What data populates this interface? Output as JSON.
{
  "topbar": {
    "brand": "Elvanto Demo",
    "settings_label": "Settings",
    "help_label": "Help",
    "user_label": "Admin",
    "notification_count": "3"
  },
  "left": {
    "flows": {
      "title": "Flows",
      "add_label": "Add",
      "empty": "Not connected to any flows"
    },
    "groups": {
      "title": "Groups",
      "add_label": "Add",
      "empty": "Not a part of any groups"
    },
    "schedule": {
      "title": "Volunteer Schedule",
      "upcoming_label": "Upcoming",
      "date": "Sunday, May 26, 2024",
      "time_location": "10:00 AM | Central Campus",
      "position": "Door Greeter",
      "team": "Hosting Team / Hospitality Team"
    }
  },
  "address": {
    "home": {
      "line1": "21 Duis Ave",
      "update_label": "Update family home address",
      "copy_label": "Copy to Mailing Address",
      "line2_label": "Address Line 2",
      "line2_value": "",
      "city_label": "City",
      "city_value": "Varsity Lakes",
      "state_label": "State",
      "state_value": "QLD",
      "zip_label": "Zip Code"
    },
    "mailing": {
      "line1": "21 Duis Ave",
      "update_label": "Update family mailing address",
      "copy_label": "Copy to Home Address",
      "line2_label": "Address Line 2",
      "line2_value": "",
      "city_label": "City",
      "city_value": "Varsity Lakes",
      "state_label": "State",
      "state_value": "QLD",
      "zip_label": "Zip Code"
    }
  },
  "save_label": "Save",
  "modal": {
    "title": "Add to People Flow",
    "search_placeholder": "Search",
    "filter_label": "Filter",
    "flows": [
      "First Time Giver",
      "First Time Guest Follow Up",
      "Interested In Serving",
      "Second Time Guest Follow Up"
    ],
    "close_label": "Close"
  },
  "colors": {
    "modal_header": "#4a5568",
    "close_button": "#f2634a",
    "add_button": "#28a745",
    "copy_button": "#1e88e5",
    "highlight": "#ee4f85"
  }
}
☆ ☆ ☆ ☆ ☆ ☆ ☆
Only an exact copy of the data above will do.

What data populates this interface? Output as JSON.
{
  "topbar": {
    "brand": "Elvanto Demo",
    "settings_label": "Settings",
    "help_label": "Help",
    "user_label": "Admin",
    "notification_count": "3"
  },
  "left": {
    "flows": {
      "title": "Flows",
      "add_label": "Add",
      "empty": "Not connected to any flows"
    },
    "groups": {
      "title": "Groups",
      "add_label": "Add",
      "empty": "Not a part of any groups"
    },
    "schedule": {
      "title": "Volunteer Schedule",
      "upcoming_label": "Upcoming",
      "date": "Sunday, May 26, 2024",
      "time_location": "10:00 AM | Central Campus",
      "position": "Door Greeter",
      "team": "Hosting Team / Hospitality Team"
    }
  },
  "address": {
    "home": {
      "line1": "21 Duis Ave",
      "update_label": "Update family home address",
      "copy_label": "Copy to Mailing Address",
      "line2_label": "Address Line 2",
      "line2_value": "",
      "city_label": "City",
      "city_value": "Varsity Lakes",
      "state_label": "State",
      "state_value": "QLD",
      "zip_label": "Zip Code"
    },
    "mailing": {
      "line1": "21 Duis Ave",
      "update_label": "Update family mailing address",
      "copy_label": "Copy to Home Address",
      "line2_label": "Address Line 2",
      "line2_value": "",
      "city_label": "City",
      "city_value": "Varsity Lakes",
      "state_label": "State",
      "state_value": "QLD",
      "zip_label": "Zip Code"
    }
  },
  "save_label": "Save",
  "modal": {
    "title": "Add to People Flow",
    "search_placeholder": "Search",
    "filter_label": "Filter",
    "flows": [
      "First Time Giver",
      "First Time Guest Follow Up",
      "Interested In Serving",
      "Second Time Guest Follow Up"
    ],
    "close_label": "Close"
  },
  "colors": {
    "modal_header": "#4a5568",
    "close_button": "#f2634a",
    "add_button": "#28a745",
    "copy_button": "#1e88e5",
    "highlight": "#ee4f85"
  }
}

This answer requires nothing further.